While philanthropy has been around for a long time, it is a vast, fragmented landscape, with approximately 1.3 million charities in the U.S. Many people would like to make a bigger impact with their hard-earned dollars but don’t know where to start. Amicus.io founders Walt Ruloff and Cor Hoekstra hope to solve that with an integrated platform that connects people with charities to create a “virtuous giving cycle.”
The idea is to tap into the $121 billion currently sitting in donor-advised funds (DAFs). With the Amicus platform, individuals would be able to use their bank accounts to access DAFs for their charitable giving. The company says it is now in the early stages of implementation with a tier-one global bank.
In a recent interview with TriplePundit, Ruloff and Hoekstra discussed why such a platform is urgently needed and how it can make a difference in charitable giving — not just during a crisis, but consistently. In the wake of crises like the novel coronavirus pandemic, charitable giving tends to rise, studies show. DAFs showed substantial increases in grants to organizations as well as in inflows to the funds themselves during the pandemic. The key is to find a way to keep the donor funds flowing steadily post-crisis.
In 2005, Ruloff, founder and chairman of Amicus.io, started to investigate nonprofit technology. Recognizing immediately that the sector has no underlying technology infrastructure, he started to design a system that would re-engineer the philanthropy value chain starting from the donor through to the nonprofit organization, and finally to the beneficiaries on the ground. Ruloff started Amicus.io Global Relief Solutions, Inc. in 2013 and Amicus.io four years later to bring charitable giving into the consumer banking experience. He was joined by Hoekstra, a 30-year veteran in the supply chain management technology sector who is now CEO of Amicus.io.
Ruloff’s story begins after selling a software company he had founded; he wanted to direct some of that money toward charitable giving but found the world of philanthropy complex, with little transparency.
“Quite frankly, if you're a donor, and you give money away and you're not the Gates Foundation or some sophisticated foundation, you don't know how it's spent, you don't know where the money goes, and you don't know ultimately what the effectiveness of your donations have been,” he told 3p.
At the same time, Ruloff noticed two important trends: people’s desire to be more engaged in giving to causes they care about, and “a massive digital transformation that was taking off, transforming corporations, but not the world of philanthropy,” he said. “Fast forward to the advent of the cloud, and we realized we could roll out a solution like Amicus at scale.”

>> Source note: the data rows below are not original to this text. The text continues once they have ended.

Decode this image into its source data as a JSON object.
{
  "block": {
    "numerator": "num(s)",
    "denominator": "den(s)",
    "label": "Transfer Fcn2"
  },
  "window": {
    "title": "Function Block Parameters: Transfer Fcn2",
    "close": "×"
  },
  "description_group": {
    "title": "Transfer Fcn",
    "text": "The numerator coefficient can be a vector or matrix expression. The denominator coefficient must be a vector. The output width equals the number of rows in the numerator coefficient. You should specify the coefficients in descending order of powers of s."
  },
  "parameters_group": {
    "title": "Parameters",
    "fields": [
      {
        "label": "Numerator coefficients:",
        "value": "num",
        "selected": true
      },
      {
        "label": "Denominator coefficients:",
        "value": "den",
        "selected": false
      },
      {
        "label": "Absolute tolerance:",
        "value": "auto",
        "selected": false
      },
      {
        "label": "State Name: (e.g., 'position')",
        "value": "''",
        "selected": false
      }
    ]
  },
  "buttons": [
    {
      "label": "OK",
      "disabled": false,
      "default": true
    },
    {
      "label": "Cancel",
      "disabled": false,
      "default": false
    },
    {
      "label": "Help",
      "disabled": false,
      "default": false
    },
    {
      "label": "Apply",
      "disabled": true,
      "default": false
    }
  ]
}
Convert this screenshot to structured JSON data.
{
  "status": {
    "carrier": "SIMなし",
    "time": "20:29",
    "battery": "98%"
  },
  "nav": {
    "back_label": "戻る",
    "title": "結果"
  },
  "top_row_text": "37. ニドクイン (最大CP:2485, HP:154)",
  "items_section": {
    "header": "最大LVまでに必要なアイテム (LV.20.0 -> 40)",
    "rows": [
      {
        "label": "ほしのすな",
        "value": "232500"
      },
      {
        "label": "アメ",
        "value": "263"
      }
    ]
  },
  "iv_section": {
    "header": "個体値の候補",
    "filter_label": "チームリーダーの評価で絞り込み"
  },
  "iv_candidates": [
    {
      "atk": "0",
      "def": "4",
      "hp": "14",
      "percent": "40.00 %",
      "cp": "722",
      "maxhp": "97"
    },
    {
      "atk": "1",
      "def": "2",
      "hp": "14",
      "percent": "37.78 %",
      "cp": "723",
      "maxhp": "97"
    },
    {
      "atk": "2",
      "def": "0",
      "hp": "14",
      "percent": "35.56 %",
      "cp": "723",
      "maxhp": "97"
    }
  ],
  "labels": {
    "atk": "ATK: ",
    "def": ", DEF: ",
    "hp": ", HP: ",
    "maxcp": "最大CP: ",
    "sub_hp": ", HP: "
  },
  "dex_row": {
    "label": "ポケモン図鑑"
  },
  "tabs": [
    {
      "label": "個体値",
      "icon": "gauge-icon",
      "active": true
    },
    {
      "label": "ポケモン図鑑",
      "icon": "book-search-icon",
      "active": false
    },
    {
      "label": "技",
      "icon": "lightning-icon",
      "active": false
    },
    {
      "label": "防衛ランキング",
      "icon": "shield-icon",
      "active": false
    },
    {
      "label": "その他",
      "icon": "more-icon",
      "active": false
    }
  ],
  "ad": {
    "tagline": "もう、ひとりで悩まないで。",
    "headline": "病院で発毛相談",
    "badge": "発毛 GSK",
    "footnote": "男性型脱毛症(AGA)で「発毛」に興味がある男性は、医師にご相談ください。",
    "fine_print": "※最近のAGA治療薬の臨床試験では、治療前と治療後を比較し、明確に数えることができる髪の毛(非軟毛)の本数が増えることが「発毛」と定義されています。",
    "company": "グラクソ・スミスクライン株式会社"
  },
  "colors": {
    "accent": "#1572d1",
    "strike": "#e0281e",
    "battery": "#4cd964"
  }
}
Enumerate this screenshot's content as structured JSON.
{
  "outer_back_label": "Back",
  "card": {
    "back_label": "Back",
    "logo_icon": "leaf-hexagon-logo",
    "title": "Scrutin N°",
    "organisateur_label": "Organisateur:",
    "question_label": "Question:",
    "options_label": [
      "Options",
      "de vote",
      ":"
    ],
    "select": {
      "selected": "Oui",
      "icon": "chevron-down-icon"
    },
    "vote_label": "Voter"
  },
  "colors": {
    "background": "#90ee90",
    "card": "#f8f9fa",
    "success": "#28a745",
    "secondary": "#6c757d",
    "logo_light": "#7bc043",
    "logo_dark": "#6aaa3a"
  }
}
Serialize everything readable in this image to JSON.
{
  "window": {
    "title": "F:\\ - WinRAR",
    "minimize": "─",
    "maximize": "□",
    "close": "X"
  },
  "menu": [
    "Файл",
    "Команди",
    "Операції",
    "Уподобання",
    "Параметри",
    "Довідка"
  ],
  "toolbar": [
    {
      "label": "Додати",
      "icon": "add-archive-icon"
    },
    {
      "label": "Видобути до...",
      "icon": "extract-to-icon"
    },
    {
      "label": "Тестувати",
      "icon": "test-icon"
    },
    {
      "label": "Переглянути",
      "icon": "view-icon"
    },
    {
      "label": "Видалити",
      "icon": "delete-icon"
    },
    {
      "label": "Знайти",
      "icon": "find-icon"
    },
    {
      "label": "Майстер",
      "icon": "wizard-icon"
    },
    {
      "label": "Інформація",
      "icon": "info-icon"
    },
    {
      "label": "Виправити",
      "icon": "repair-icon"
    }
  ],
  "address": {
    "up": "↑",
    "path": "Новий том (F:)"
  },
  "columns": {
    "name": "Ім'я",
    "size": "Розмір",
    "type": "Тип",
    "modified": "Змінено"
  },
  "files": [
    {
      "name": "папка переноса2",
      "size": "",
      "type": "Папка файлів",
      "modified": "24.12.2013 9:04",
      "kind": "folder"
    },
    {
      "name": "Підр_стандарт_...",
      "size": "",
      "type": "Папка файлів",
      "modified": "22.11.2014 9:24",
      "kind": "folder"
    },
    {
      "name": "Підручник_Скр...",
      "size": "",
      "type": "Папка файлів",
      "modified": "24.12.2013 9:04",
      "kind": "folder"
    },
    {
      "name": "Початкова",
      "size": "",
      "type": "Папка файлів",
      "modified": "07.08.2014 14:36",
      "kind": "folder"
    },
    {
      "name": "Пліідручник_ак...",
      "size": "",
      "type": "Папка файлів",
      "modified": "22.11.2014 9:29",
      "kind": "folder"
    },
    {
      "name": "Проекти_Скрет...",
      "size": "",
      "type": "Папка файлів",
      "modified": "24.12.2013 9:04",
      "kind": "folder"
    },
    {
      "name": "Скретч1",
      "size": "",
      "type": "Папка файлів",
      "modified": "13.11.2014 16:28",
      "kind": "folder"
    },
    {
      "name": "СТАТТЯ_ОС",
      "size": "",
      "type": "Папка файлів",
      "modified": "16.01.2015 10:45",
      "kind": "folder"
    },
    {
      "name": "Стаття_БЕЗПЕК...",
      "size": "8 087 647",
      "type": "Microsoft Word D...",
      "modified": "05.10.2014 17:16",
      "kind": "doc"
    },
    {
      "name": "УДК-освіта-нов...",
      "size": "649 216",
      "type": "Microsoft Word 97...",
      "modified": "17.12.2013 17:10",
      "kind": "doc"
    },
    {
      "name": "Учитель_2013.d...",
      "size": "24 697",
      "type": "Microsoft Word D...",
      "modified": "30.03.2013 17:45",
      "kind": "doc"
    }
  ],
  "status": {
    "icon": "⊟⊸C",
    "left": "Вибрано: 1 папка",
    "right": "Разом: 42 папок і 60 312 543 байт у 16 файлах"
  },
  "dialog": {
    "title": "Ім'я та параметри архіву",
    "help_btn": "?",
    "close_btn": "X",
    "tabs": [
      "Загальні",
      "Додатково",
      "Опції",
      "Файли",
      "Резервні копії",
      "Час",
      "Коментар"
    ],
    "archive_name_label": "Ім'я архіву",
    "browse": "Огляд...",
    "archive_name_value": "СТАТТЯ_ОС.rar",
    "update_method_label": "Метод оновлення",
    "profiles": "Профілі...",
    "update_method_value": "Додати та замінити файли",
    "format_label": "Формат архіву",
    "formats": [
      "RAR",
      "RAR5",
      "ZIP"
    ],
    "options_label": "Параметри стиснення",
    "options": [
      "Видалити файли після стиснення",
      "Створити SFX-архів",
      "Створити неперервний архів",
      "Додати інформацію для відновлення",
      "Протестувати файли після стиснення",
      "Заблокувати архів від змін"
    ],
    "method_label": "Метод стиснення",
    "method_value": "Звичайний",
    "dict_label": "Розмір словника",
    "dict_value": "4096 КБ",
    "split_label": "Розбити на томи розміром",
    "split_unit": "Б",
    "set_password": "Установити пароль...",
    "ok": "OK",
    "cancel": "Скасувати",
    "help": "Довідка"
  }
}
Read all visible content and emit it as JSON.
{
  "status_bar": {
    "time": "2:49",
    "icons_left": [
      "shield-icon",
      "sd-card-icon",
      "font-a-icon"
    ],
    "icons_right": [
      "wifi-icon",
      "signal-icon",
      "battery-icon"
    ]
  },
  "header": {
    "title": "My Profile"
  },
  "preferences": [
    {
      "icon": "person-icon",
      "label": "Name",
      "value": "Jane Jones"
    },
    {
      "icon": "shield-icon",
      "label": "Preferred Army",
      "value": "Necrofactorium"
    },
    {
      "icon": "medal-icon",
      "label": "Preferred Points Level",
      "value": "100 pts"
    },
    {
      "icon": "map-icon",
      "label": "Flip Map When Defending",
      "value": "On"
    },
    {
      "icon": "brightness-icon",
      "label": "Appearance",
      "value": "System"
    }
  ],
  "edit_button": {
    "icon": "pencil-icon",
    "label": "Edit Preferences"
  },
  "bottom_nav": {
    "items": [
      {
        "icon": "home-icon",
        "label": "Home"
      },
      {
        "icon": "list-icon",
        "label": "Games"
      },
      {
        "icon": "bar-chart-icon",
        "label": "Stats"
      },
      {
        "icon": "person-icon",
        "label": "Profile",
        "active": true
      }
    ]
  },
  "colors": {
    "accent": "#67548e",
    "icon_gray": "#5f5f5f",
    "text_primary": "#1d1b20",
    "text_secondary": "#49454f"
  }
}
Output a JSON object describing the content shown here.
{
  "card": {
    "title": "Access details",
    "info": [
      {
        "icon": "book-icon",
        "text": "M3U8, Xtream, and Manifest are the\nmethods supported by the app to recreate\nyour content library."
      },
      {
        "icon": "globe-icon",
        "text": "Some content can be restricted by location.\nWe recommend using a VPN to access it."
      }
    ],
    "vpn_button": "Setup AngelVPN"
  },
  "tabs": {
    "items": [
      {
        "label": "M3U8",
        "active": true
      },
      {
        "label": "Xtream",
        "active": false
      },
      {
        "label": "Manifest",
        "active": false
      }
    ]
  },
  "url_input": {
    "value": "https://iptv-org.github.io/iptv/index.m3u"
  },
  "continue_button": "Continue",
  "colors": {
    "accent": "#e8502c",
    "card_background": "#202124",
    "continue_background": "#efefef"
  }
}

The result, Ruloff explained, is to take an entirely fresh approach to philanthropy. “We're approaching it from the idea of acquiring tens of millions of donors at scale with our bank partners, to bring those donors to the charities, and then offer the charities on the cloud. It’s a complete operational tool, allowing the charities to build, post, fund and execute their projects through a pipeline with tracking capabilities.”
Hoekstra added: “Our vision is a form of automated philanthropy, with monthly automated contributions, as easy as online banking. To mobilize donors at scale we want to bring the tools of the 1 percent and the level of sophistication and intentionality to the 99 percent. DAFs are a proven, time-tested tool but they have been only available to high net-worth individuals. It is time to change that—so that everyone can be a philanthropist. We can write checks all day long, but the idea is to be intentional - to be a savvy donor, just like we are savvy investors.”
The platform is ready to go, and Amicus hopes to make an announcement soon about its upcoming bank partnership, Ruloff told us. “We’re excited to be creating a standardized platform that brings charities and donors togethers in a new way," he said. "Our goal is to really change the way philanthropy works.”
Image credit: Daria Nepriakhina/Unsplash
Based in southwest Florida, Amy has written about sustainability and the Triple Bottom Line for over 20 years, specializing in sustainability reporting, policy papers and research reports for multinational clients in pharmaceuticals, consumer goods, ICT, tourism and other sectors. She also writes for Ethical Corporation and is a contributor to Creating a Culture of Integrity: Business Ethics for the 21st Century. Connect with Amy on LinkedIn.